> [What needs to be done]: Which lines in the material below contain the word "Indexes"? Copy each of them.

#### Data for review

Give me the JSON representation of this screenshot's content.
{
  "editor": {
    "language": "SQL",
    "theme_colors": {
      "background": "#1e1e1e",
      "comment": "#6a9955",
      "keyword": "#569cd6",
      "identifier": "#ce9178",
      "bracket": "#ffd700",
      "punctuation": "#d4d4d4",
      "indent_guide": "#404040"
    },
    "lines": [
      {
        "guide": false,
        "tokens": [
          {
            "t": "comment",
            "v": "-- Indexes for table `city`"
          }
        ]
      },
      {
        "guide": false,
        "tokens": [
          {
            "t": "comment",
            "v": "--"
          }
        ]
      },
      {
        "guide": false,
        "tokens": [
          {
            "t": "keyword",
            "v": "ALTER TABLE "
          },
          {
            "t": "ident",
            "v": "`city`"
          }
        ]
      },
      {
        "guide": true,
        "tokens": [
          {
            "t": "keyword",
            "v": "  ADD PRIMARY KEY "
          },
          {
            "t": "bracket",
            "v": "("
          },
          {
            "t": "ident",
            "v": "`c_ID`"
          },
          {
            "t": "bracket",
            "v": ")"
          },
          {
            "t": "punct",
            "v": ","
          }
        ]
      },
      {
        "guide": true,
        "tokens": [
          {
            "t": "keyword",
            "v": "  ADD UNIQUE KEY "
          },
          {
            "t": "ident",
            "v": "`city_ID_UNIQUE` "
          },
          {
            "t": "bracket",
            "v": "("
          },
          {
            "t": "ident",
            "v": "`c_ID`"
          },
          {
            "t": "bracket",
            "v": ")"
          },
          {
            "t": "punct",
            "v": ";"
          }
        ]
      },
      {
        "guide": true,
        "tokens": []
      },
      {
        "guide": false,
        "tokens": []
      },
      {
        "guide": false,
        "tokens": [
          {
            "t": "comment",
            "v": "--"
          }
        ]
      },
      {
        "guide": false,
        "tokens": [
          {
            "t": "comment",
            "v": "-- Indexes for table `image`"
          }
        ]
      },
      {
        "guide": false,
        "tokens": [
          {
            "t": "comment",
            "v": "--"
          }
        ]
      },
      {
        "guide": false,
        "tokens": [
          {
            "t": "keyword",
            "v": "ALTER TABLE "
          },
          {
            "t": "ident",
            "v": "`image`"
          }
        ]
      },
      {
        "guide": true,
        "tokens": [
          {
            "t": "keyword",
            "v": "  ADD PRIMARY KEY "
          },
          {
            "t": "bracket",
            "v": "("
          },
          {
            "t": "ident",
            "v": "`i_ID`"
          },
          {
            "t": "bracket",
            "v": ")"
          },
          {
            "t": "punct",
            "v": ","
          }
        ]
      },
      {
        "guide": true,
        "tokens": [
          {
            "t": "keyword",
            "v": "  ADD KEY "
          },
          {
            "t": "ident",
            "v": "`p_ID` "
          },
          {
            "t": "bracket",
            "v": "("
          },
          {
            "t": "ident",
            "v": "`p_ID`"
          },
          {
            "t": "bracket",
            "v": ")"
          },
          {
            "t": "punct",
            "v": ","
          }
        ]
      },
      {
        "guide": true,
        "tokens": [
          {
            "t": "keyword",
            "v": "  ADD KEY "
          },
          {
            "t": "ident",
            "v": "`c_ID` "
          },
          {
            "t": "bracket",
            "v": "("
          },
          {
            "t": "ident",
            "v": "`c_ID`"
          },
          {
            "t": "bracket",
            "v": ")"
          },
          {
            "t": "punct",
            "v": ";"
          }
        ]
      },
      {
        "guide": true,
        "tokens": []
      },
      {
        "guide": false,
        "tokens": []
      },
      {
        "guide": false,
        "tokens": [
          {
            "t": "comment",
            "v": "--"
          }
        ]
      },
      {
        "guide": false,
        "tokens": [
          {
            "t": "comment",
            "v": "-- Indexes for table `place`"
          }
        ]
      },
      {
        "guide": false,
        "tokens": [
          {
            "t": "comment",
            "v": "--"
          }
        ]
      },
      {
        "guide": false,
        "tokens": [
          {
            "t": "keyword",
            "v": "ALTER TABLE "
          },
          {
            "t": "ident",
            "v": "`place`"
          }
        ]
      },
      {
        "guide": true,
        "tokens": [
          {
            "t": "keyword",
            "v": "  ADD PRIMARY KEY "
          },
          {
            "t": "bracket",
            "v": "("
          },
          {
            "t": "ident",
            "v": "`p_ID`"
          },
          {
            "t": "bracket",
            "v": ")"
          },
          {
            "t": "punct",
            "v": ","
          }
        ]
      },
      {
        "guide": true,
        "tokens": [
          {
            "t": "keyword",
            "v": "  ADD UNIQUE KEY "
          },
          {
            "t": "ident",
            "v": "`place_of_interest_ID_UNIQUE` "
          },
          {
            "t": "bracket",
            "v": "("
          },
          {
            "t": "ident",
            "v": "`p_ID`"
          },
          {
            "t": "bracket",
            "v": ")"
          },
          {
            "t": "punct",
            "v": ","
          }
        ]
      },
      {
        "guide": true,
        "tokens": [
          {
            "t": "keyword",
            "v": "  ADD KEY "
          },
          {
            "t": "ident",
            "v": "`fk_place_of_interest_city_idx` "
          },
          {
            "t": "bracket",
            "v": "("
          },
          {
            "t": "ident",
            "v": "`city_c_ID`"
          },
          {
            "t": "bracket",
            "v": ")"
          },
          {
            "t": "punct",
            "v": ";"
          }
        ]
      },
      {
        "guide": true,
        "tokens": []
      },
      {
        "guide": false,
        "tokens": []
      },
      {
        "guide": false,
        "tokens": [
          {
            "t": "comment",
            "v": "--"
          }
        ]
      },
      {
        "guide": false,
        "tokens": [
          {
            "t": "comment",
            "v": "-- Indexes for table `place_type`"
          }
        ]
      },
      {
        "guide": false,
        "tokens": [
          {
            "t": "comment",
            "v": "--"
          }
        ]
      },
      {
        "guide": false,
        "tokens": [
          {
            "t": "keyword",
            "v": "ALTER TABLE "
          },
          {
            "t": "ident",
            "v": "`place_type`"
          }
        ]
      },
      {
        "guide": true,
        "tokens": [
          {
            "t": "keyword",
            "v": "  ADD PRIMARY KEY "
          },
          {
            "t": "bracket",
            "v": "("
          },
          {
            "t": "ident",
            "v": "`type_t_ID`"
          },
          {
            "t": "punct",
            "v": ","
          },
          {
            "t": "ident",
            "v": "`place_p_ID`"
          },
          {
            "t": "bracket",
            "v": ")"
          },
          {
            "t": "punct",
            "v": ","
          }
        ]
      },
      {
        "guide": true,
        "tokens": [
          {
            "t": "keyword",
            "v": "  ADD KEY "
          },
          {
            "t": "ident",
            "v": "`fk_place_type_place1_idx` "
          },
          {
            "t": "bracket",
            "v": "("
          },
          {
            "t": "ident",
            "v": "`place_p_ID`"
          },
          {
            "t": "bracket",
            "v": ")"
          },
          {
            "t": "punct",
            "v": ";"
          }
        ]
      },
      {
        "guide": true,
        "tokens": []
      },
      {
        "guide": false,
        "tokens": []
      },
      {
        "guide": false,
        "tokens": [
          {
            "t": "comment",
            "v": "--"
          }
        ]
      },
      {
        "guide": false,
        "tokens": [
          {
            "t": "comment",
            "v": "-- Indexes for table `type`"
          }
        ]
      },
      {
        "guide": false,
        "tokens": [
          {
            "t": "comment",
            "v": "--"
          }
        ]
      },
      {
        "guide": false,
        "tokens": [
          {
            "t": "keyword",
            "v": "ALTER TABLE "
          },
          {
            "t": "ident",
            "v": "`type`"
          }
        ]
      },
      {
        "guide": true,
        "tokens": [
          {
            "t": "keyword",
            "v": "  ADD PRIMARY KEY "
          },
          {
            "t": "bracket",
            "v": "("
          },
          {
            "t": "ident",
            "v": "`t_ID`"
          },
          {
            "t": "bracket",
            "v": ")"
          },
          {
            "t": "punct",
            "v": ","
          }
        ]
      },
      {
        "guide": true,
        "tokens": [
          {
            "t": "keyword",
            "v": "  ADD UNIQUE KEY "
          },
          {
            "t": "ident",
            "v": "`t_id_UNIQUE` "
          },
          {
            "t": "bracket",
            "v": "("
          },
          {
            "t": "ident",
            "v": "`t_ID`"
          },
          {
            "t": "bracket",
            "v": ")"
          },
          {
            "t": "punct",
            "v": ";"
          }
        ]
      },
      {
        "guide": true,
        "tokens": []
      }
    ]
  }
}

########

> [Result of the task]:
            "v": "-- Indexes for table `city`"
            "v": "-- Indexes for table `image`"
            "v": "-- Indexes for table `place`"
            "v": "-- Indexes for table `place_type`"
            "v": "-- Indexes for table `type`"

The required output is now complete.